- As had been the case with the photographs of Paul published on ABC News‘ website, the photos of Paul published by AJC.com also showed him under what appeared to be strain — making him appear vulnerable, if honest and genuine in his appeals to his supporters.
The Atlanta Journal Constitution
2012 Primary Election Coverage
During the 2012 presidential primaries, the Atlanta Journal Constitution had a separate page on its website titled “Election 2012: Across the Nation” which had daily stories about the Republican candidates. However, not all of these stories were accompanied by photos — in fact when there were pictures, they tended to be posted on the side of the story and were small.
PINTEREST: The Atlanta Journal Constitution worked well with Pinterest in most aspects. The “Pin It” button was able to pick up photos easily and show them correctly in Pinterest. The only problem that arose was the fact that AJC deletes (or makes unavailable to the public) its news stories after a certain number of days. The thumbnails of pictures from those deleted stories still show up in Pinterest but when clicked on, they do not open to their previous full size; they remain as thumbnails.

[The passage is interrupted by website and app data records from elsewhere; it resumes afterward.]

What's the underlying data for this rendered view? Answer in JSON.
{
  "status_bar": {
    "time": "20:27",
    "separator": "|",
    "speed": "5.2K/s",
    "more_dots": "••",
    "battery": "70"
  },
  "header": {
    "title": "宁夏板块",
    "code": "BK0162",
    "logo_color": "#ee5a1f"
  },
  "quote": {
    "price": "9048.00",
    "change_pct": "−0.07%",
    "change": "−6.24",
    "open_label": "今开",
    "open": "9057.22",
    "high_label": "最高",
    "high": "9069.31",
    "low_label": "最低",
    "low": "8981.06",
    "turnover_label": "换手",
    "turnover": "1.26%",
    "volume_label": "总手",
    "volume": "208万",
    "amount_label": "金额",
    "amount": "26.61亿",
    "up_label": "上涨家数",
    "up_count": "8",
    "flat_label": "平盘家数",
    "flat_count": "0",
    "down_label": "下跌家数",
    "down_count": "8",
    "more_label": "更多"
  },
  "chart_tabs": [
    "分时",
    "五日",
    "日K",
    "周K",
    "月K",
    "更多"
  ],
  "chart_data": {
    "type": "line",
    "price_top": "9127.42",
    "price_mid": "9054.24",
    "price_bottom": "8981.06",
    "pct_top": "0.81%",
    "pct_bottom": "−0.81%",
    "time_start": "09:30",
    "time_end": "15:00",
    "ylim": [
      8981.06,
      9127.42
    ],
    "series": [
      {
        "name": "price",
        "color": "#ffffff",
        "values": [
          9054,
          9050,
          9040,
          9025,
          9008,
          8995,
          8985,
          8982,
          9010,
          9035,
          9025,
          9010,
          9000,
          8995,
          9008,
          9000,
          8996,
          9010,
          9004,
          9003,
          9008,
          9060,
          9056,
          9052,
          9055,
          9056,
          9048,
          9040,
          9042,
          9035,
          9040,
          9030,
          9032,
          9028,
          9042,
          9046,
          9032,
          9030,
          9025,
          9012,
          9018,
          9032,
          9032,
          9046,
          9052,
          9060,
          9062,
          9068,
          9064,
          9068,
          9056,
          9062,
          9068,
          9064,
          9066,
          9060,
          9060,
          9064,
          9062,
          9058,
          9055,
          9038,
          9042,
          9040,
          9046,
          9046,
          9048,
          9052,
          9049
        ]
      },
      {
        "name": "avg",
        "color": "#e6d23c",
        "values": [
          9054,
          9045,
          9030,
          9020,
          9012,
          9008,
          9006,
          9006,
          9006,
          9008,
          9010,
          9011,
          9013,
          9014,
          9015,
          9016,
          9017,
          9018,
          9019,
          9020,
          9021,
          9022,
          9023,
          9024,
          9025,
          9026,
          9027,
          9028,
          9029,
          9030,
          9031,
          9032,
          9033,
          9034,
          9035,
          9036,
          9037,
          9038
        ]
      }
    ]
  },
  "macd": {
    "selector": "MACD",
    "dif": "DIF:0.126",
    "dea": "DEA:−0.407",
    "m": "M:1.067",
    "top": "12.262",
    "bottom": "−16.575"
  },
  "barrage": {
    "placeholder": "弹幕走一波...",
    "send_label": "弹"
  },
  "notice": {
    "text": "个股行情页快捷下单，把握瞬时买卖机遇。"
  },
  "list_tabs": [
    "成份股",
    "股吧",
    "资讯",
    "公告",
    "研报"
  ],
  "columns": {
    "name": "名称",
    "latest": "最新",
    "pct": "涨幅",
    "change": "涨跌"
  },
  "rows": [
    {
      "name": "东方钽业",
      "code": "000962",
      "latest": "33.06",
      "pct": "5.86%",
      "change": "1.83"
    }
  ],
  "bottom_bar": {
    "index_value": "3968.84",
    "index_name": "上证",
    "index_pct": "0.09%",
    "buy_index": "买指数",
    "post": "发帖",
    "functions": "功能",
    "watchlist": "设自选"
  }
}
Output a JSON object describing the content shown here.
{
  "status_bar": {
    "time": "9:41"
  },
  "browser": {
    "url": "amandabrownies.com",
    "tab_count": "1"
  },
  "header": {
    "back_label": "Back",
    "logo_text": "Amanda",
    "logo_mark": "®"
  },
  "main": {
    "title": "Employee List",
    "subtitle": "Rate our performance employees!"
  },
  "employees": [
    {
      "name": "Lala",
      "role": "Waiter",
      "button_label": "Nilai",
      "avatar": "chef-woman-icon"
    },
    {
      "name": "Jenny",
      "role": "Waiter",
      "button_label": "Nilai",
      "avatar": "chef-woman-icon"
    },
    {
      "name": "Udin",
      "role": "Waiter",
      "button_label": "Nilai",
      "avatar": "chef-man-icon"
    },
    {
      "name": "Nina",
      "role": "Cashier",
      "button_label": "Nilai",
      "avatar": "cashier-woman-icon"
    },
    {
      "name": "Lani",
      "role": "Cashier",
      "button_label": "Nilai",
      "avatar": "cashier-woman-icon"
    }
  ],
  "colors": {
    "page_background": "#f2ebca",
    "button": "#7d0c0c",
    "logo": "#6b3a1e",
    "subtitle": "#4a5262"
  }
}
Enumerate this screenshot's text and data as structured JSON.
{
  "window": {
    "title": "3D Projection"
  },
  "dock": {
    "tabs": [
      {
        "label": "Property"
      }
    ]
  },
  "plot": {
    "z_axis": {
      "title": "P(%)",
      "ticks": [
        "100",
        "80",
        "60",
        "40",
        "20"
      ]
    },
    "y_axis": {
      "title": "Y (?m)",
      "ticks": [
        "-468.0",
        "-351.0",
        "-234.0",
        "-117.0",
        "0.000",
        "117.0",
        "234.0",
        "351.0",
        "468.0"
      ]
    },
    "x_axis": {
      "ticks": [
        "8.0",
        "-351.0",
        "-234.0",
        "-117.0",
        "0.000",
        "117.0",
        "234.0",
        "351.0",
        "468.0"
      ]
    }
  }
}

CONTEXT: The Atlanta Journal-Constitution (AJC) is the only major daily newspaper in the metropolitan area of Atlanta, Georgia. The Atlanta JournalConstitution is the result of the merger between the Atlanta Journal and the Atlanta Constitution in 1982. It is co-owned with television flagship WSB-TV and six radio stations.